This week on Product Love, I sat down with Justin Dilley, the VP of product at Fullstory, a digital experience analytics platform. Prior to joining Fullstory, Justin worked in product management at Home Depot and Amazon. He also holds an MBA from Northwestern University’s prestigious Kellogg School of Management.
So, how did he get into the PM field?
Like most product managers, he fell into the career. But he firmly believes that he would have ended up in it eventually, given his strong passion for technology, building products, and how those two areas intersect.
In this week’s episode, we talked about breaking into product management, what the craft was like at Home Depot, and when it’s time to sunset parts of the product. The entire episode is full of gems for junior and senior PMs alike, so take a listen.
Breaking into product management
People often ask Justin about breaking into product management. He says the answer is a bit clearer these days. There are a number of associate product manager programs and certifications one can apply to. And there’s even a Master’s in PM program at Carnegie Mellon University.

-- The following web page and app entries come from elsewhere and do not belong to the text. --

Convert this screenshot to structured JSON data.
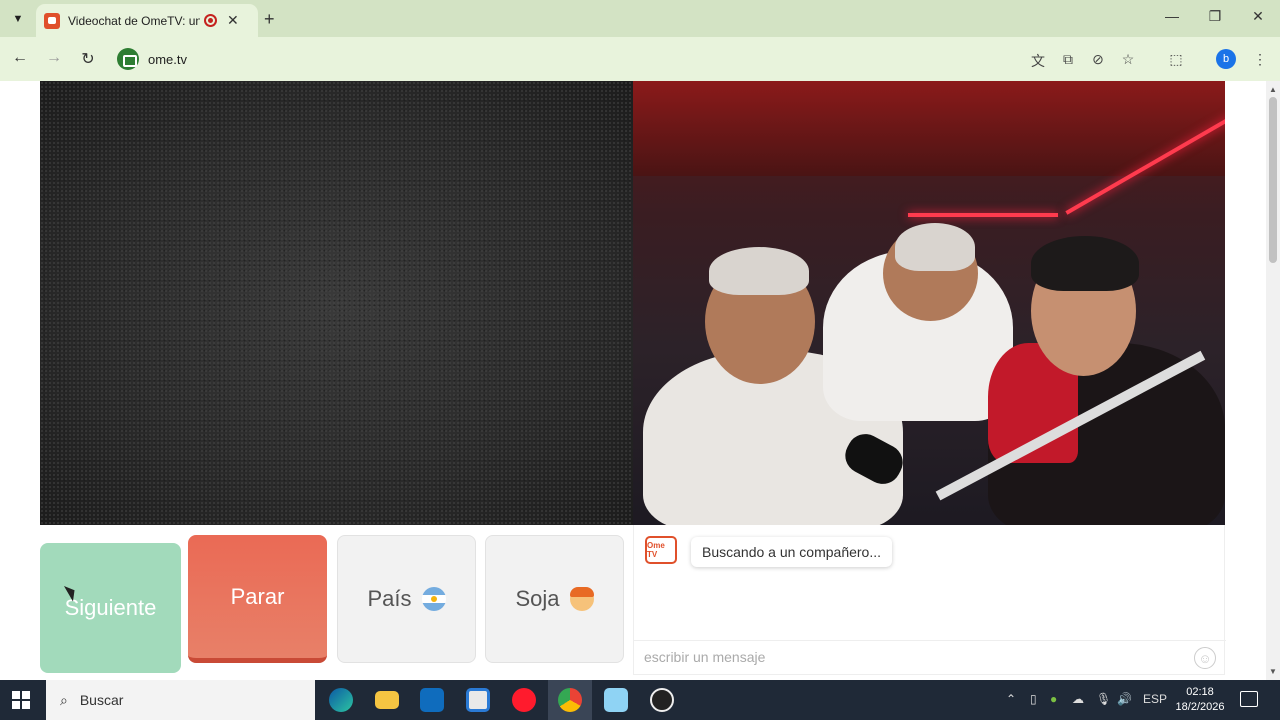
{
  "browser": {
    "tab_title": "Videochat de OmeTV: una a",
    "url": "ome.tv",
    "profile_initial": "b",
    "icons": [
      "tab-search-icon",
      "recording-icon",
      "close-icon",
      "new-tab-icon",
      "minimize-icon",
      "restore-icon",
      "window-close-icon",
      "back-icon",
      "forward-icon",
      "reload-icon",
      "translate-icon",
      "install-icon",
      "tracking-protection-icon",
      "bookmark-star-icon",
      "extensions-icon",
      "menu-icon"
    ]
  },
  "controls": {
    "next_label": "Siguiente",
    "stop_label": "Parar",
    "country_label": "País",
    "gender_label": "Soja",
    "country_flag": "argentina-flag-icon",
    "gender_icon": "boy-emoji-icon"
  },
  "chat": {
    "logo_text": "Ome TV",
    "status_message": "Buscando a un compañero...",
    "input_placeholder": "escribir un mensaje"
  },
  "taskbar": {
    "search_label": "Buscar",
    "language": "ESP",
    "time": "02:18",
    "date": "18/2/2026",
    "apps": [
      "edge-icon",
      "file-explorer-icon",
      "outlook-icon",
      "store-icon",
      "opera-icon",
      "chrome-icon",
      "notepad-icon",
      "obs-icon"
    ]
  },
  "colors": {
    "next_button": "#a2dabb",
    "stop_button": "#ea6a55",
    "brand": "#e0502b"
  }
}
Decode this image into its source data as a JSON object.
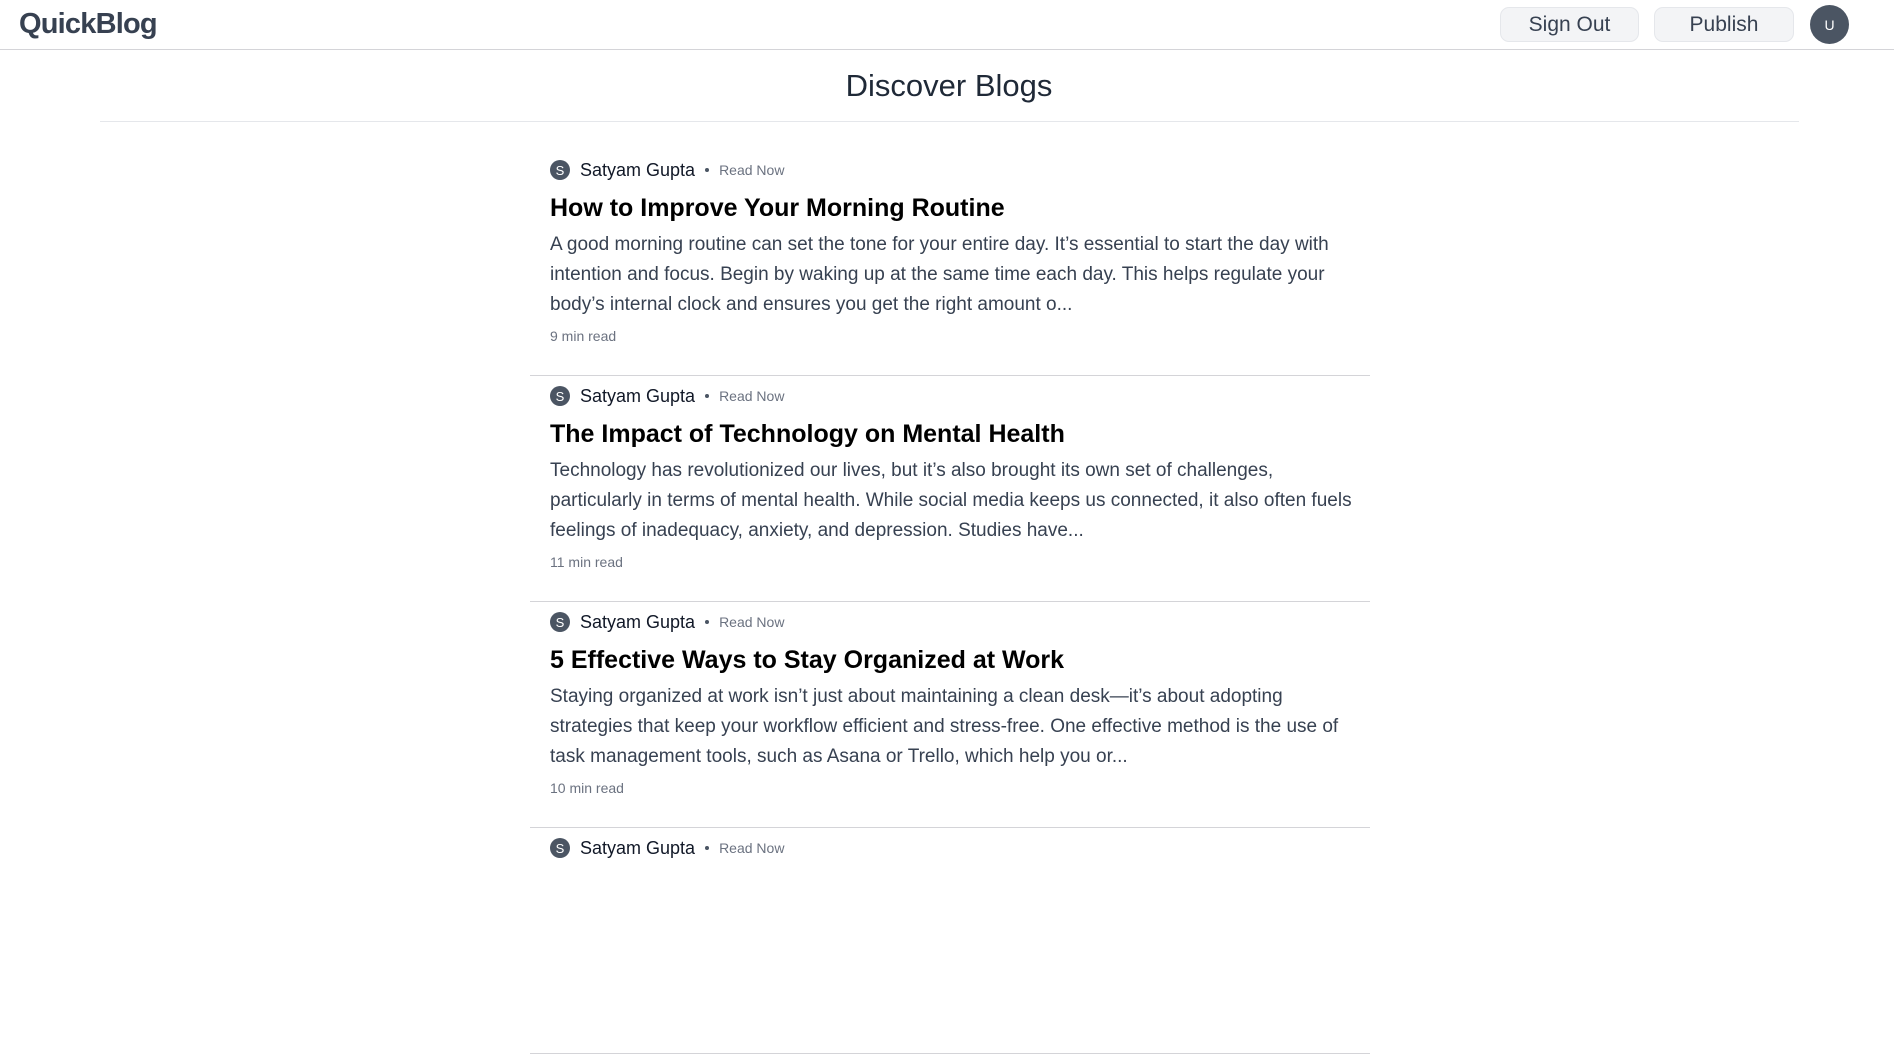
{
  "header": {
    "logo": "QuickBlog",
    "sign_out_label": "Sign Out",
    "publish_label": "Publish",
    "user_initial": "U"
  },
  "page": {
    "title": "Discover Blogs"
  },
  "posts": [
    {
      "author_initial": "S",
      "author": "Satyam Gupta",
      "read_now": "Read Now",
      "title": "How to Improve Your Morning Routine",
      "excerpt": "A good morning routine can set the tone for your entire day. It’s essential to start the day with intention and focus. Begin by waking up at the same time each day. This helps regulate your body’s internal clock and ensures you get the right amount o...",
      "read_time": "9 min read"
    },
    {
      "author_initial": "S",
      "author": "Satyam Gupta",
      "read_now": "Read Now",
      "title": "The Impact of Technology on Mental Health",
      "excerpt": "Technology has revolutionized our lives, but it’s also brought its own set of challenges, particularly in terms of mental health. While social media keeps us connected, it also often fuels feelings of inadequacy, anxiety, and depression. Studies have...",
      "read_time": "11 min read"
    },
    {
      "author_initial": "S",
      "author": "Satyam Gupta",
      "read_now": "Read Now",
      "title": "5 Effective Ways to Stay Organized at Work",
      "excerpt": "Staying organized at work isn’t just about maintaining a clean desk—it’s about adopting strategies that keep your workflow efficient and stress-free. One effective method is the use of task management tools, such as Asana or Trello, which help you or...",
      "read_time": "10 min read"
    },
    {
      "author_initial": "S",
      "author": "Satyam Gupta",
      "read_now": "Read Now"
    }
  ]
}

But if you don’t fit the qualifications for any of those, then we both actually suggest joining a high-growth startup. It doesn’t necessarily need to be a product management position. In fact, Justin asks you to think about what your “bridge role” would be instead. The concept of a bridge role is to broaden your experience and learn how product works from a different angle. For example, your bridge role could get you closer to customers or to the product development process.
Product management at Home Depot
At Home Depot, Justin was fascinated by the offline and online product experiences. While Home Depot had already made strong investments in digital transformation, they still doubled down on building well-designed customer experiences. For e-commerce businesses, one might think that buying online and picking up offline isn’t a big deal. However, it’s actually a new kind of user journey. How do you make that a seamless end-to-end experience for the customer?
During his time there, he learned that the most active users on the Home Depot app were actually already in-store when they interacted via mobile. So they set out to expand capabilities and functionalities in the store and reframe the app as an in-store tool. They helped customers navigate these stories through the mobile app, which increased customer satisfaction.
Sunsetting the product
Justin tweeted something very interesting — product managers often pour their energy into new features and capabilities, but they don’t typically pour that same energy into removing underused aspects of the product. Product teams tend to fall into the trap of creating a lot of unnecessary complexity within their products without ever “cleaning house.”
Here’s how to combat that. Justin suggests establishing a set of success criteria, then measuring the efficacy of that product against that set. Another approach is to establish metrics around when it’s okay to walk away. There’s a natural tendency to hang onto things you’ve shipped out to customers. But it’s good to set conditions within your team, ones that everyone can align to, that outline when it’s acceptable to remove a feature or capability. Create a set of anti-success metrics. Ask your team: under what scenario is it to acceptable remove something?
If you want to learn more about what it’s like to work in product management at Amazon or about his experience as a mobile product manager, check out the episode above.